(Element data from apps and pages)

- Opening Delimiter -

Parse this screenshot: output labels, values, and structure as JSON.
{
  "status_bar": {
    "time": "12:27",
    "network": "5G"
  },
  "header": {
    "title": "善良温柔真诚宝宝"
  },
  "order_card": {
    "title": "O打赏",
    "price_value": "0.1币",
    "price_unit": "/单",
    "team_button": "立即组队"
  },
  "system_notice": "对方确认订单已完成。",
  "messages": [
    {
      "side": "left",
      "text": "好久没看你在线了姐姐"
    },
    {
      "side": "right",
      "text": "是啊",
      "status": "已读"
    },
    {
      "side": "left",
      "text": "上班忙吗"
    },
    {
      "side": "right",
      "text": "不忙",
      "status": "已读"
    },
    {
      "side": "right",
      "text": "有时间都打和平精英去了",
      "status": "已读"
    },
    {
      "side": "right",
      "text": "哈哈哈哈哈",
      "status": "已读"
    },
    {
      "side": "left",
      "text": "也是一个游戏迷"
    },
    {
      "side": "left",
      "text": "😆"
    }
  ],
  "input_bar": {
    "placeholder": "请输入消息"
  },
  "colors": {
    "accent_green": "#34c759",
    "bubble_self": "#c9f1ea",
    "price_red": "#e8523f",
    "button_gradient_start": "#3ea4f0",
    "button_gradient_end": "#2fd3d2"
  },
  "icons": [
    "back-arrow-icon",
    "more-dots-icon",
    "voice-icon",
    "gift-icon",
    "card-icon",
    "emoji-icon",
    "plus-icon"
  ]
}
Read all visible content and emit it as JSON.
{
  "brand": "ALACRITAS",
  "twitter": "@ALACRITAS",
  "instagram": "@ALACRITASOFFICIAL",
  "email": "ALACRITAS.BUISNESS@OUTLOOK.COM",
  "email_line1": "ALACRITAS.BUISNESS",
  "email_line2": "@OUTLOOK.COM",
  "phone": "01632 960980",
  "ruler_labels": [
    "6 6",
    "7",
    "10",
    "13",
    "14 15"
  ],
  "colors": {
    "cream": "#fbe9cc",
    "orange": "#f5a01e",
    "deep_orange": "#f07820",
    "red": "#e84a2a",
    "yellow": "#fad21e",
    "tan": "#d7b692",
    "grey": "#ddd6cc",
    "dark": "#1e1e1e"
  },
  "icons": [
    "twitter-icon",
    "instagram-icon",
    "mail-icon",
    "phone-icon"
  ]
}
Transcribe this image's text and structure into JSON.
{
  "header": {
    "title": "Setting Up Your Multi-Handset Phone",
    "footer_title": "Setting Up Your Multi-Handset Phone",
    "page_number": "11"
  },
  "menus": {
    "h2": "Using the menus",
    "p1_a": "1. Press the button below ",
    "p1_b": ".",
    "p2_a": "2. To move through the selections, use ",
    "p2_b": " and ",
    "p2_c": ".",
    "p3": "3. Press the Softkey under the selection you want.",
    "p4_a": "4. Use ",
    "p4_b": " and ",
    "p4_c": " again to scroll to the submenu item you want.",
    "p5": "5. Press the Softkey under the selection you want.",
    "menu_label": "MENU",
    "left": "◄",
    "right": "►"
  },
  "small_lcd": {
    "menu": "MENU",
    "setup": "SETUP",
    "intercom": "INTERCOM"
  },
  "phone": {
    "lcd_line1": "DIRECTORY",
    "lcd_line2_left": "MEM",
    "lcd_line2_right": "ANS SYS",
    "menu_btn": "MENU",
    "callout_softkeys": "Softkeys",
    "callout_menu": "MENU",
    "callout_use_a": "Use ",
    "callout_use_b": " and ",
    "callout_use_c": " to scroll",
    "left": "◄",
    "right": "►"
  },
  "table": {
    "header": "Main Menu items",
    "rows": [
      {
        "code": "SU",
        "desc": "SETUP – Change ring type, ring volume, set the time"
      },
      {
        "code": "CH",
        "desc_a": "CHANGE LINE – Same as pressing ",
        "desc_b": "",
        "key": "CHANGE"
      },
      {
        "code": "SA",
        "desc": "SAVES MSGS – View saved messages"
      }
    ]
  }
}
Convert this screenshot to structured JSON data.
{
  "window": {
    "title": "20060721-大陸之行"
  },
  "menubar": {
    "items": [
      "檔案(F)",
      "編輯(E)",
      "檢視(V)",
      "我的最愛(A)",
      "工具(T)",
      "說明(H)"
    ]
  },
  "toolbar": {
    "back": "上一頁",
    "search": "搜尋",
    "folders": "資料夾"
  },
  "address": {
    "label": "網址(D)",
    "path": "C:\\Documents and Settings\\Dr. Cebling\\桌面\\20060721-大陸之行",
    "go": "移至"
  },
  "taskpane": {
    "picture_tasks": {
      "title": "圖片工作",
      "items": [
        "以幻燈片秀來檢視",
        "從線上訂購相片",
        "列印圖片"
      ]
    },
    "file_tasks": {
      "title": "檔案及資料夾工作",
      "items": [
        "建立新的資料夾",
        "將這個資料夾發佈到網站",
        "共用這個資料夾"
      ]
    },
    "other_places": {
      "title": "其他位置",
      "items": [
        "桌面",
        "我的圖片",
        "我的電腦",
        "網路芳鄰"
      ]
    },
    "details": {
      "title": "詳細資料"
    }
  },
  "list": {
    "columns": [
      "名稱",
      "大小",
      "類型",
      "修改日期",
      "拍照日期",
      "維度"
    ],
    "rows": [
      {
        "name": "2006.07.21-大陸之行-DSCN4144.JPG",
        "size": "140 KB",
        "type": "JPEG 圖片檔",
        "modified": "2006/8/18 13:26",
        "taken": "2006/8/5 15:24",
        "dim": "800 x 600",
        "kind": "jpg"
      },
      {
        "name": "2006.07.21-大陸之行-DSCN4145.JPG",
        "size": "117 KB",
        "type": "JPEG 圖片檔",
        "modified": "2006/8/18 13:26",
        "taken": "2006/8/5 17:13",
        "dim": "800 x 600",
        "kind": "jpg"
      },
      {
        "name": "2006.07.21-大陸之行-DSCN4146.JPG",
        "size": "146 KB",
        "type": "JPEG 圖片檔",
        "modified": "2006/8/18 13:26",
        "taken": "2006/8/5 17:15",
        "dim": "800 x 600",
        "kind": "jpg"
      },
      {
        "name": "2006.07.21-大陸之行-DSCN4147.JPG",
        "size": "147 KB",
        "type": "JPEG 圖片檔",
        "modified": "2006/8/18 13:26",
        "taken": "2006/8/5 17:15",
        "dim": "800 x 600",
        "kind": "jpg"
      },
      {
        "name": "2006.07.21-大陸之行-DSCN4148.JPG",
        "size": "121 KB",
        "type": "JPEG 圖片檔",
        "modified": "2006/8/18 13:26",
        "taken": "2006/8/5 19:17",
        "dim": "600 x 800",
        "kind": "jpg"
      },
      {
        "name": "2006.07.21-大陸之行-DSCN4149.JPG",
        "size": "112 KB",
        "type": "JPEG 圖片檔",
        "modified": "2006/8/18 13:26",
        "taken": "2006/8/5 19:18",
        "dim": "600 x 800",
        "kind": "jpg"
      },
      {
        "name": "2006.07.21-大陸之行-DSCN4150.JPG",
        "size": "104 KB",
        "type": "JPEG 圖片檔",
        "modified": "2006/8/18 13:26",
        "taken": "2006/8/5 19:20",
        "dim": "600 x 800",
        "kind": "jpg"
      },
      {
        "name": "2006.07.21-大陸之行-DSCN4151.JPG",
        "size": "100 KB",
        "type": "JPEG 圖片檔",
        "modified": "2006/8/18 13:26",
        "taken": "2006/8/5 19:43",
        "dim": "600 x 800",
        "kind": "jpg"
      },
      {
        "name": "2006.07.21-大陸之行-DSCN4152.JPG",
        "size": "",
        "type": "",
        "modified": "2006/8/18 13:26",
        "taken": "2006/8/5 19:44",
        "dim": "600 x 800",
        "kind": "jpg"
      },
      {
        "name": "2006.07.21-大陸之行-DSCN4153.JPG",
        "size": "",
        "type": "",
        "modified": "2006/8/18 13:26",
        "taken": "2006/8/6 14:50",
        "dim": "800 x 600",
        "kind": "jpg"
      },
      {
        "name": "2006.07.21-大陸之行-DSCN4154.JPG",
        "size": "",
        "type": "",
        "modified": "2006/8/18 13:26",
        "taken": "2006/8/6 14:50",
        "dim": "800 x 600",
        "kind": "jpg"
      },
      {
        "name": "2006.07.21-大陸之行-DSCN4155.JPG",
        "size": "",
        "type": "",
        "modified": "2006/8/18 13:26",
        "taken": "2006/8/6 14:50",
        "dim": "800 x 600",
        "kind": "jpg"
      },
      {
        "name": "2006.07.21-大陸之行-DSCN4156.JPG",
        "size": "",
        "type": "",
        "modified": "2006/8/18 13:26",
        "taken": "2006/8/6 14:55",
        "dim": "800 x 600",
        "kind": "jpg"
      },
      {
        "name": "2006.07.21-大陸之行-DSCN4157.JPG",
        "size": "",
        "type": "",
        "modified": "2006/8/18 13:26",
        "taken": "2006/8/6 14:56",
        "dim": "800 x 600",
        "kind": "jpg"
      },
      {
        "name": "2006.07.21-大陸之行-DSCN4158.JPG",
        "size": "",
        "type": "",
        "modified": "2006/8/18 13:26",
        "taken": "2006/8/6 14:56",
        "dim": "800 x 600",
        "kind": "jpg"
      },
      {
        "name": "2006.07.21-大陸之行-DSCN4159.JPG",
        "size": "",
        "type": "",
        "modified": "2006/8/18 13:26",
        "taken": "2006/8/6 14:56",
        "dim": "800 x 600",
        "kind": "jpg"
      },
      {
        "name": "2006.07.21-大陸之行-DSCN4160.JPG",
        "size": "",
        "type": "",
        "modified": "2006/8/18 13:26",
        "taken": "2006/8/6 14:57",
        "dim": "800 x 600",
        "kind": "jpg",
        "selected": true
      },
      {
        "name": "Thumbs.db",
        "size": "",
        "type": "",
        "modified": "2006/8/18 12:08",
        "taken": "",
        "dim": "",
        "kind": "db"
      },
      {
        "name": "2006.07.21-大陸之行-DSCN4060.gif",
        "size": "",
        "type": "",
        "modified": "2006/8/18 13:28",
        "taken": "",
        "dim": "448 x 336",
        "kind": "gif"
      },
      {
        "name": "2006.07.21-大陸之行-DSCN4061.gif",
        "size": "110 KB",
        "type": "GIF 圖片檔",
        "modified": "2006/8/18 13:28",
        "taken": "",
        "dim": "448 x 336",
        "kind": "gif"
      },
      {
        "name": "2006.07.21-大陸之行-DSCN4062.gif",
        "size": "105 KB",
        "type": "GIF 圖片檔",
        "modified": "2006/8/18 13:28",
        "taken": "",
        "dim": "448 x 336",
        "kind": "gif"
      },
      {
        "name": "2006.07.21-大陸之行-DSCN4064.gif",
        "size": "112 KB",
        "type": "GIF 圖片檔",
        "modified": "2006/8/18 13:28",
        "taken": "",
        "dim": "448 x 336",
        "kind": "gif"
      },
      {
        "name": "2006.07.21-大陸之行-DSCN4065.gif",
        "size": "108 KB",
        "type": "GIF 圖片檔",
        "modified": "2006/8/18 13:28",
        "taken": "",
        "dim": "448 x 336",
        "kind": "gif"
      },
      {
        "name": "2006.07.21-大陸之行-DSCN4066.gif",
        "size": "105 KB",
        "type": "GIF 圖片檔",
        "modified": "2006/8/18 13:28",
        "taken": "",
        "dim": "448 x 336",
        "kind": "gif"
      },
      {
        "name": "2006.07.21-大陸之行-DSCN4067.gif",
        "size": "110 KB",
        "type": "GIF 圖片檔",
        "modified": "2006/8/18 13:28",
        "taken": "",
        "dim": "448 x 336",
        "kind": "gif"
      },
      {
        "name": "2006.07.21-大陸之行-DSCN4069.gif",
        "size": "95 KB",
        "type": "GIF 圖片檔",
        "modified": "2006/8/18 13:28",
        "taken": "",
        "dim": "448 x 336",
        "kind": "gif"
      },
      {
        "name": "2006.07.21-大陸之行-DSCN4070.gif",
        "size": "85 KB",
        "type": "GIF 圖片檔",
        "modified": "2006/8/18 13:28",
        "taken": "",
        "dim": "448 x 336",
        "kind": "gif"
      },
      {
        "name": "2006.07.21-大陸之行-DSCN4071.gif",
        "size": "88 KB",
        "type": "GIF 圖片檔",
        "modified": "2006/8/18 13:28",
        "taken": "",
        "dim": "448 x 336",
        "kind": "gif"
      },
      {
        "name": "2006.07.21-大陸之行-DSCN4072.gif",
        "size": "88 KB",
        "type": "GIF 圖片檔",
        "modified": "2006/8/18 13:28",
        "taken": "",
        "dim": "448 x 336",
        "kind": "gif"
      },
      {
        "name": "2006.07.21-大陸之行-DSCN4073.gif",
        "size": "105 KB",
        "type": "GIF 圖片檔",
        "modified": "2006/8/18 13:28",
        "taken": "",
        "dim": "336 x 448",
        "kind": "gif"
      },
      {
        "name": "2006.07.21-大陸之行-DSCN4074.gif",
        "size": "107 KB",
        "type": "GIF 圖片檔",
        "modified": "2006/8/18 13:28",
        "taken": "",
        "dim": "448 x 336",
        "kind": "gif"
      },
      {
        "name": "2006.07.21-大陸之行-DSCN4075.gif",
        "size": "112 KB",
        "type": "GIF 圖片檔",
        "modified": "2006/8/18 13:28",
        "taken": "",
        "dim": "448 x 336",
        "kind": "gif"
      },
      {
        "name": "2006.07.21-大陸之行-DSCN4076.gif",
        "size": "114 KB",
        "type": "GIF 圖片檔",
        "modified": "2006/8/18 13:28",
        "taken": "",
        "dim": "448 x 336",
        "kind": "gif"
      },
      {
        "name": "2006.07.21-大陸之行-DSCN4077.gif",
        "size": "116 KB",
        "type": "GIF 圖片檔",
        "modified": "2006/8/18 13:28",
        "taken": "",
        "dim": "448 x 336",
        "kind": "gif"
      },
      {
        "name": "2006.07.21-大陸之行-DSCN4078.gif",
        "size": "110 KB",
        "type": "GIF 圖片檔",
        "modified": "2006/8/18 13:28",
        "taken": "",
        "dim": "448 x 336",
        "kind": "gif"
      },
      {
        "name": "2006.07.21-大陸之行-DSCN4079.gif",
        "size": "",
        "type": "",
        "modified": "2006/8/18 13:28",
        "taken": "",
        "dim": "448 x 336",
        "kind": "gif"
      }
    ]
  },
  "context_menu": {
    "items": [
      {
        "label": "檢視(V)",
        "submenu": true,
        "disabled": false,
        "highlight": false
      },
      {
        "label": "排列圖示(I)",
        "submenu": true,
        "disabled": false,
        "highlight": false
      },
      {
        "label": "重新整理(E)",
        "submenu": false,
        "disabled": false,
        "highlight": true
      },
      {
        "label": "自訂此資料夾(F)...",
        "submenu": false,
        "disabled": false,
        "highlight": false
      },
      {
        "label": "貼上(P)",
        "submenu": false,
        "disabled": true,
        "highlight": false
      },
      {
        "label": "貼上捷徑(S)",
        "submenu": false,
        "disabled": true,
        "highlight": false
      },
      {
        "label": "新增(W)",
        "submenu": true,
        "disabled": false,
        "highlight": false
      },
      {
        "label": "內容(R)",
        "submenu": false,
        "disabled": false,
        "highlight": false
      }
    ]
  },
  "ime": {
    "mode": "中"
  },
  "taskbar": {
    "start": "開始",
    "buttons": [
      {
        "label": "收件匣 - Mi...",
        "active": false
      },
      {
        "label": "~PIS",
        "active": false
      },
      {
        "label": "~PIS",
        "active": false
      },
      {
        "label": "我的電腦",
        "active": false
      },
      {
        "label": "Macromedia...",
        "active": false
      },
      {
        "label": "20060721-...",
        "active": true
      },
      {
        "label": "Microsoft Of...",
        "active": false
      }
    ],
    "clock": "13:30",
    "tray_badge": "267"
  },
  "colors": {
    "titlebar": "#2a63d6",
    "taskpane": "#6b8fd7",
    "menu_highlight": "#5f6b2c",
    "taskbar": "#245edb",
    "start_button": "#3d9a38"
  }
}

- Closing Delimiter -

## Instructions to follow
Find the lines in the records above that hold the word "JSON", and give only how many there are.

## Output of the exercise
4